## WHAT YOU SHOULD DO
From the listing below, return every line with the string "公司名称" in it.
+++ DATASET EXCERPTS +++
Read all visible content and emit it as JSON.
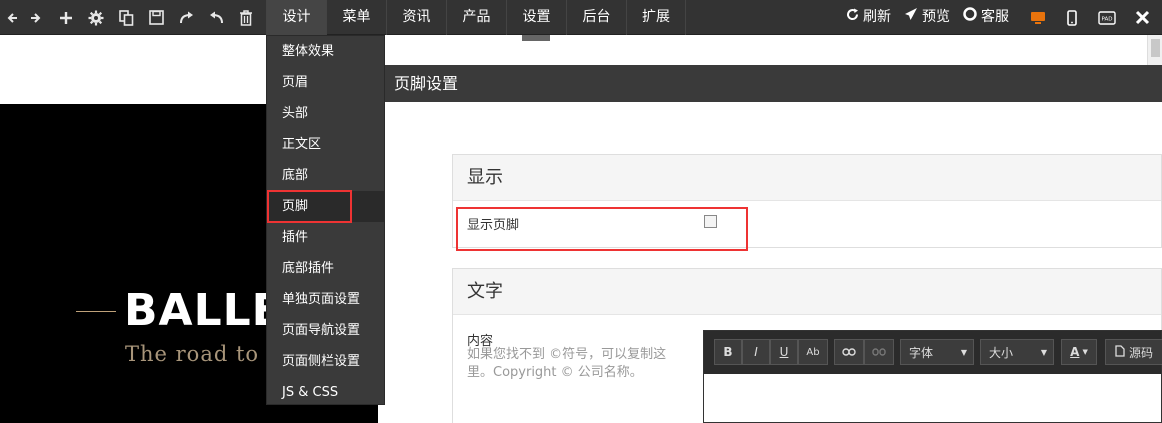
{
  "toolbar": {
    "icons": [
      "back-arrow-icon",
      "forward-arrow-icon",
      "plus-icon",
      "gear-icon",
      "copy-icon",
      "save-icon",
      "redo-icon",
      "undo-icon",
      "trash-icon"
    ],
    "menu": [
      {
        "label": "设计",
        "active": true
      },
      {
        "label": "菜单"
      },
      {
        "label": "资讯"
      },
      {
        "label": "产品"
      },
      {
        "label": "设置"
      },
      {
        "label": "后台"
      },
      {
        "label": "扩展"
      }
    ],
    "refresh_label": "刷新",
    "preview_label": "预览",
    "support_label": "客服",
    "devices": [
      "desktop-icon",
      "mobile-icon",
      "pad-icon"
    ],
    "pad_label": "PAD",
    "accent_color": "#e8730c"
  },
  "dropdown": {
    "items": [
      "整体效果",
      "页眉",
      "头部",
      "正文区",
      "底部",
      "页脚",
      "插件",
      "底部插件",
      "单独页面设置",
      "页面导航设置",
      "页面侧栏设置",
      "JS & CSS"
    ],
    "selected_index": 5
  },
  "preview": {
    "brand_text": "BALLE",
    "brand_subtitle": "The road to b"
  },
  "panel": {
    "title": "页脚设置",
    "display_section": {
      "heading": "显示",
      "field_label": "显示页脚",
      "checked": false
    },
    "text_section": {
      "heading": "文字",
      "field_label": "内容",
      "hint": "如果您找不到 ©符号，可以复制这里。Copyright © 公司名称。",
      "hint_line1": "如果您找不到 ©符号，可以复制这",
      "hint_line2": "里。Copyright © 公司名称。"
    },
    "editor": {
      "bold": "B",
      "italic": "I",
      "underline": "U",
      "strike": "Ab",
      "font_label": "字体",
      "size_label": "大小",
      "color_label": "A",
      "source_label": "源码"
    }
  },
  "highlight_color": "#e33333"
}
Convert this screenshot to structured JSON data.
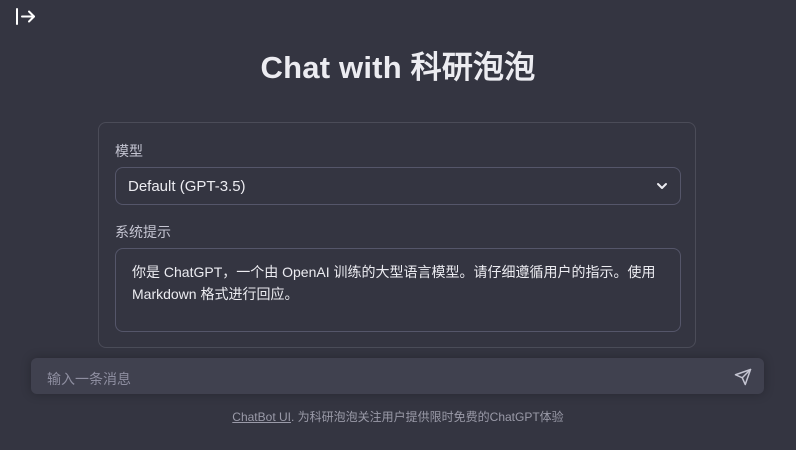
{
  "header": {
    "sidebar_toggle_icon": "expand-sidebar-icon",
    "title": "Chat with 科研泡泡"
  },
  "settings": {
    "model_label": "模型",
    "model_value": "Default (GPT-3.5)",
    "model_icon": "chevron-down-icon",
    "system_prompt_label": "系统提示",
    "system_prompt_value": "你是 ChatGPT，一个由 OpenAI 训练的大型语言模型。请仔细遵循用户的指示。使用 Markdown 格式进行回应。"
  },
  "chat_input": {
    "placeholder": "输入一条消息",
    "send_icon": "send-icon"
  },
  "footer": {
    "link_text": "ChatBot UI",
    "text": ". 为科研泡泡关注用户提供限时免费的ChatGPT体验"
  },
  "colors": {
    "background": "#343541",
    "input_background": "#40414f",
    "border": "#4b4c58",
    "text": "#ececf1",
    "muted_text": "#8e8ea0"
  }
}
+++
## WORKED SOLUTION
      "hint": "如果您找不到 ©符号，可以复制这里。Copyright © 公司名称。",
      "hint_line2": "里。Copyright © 公司名称。"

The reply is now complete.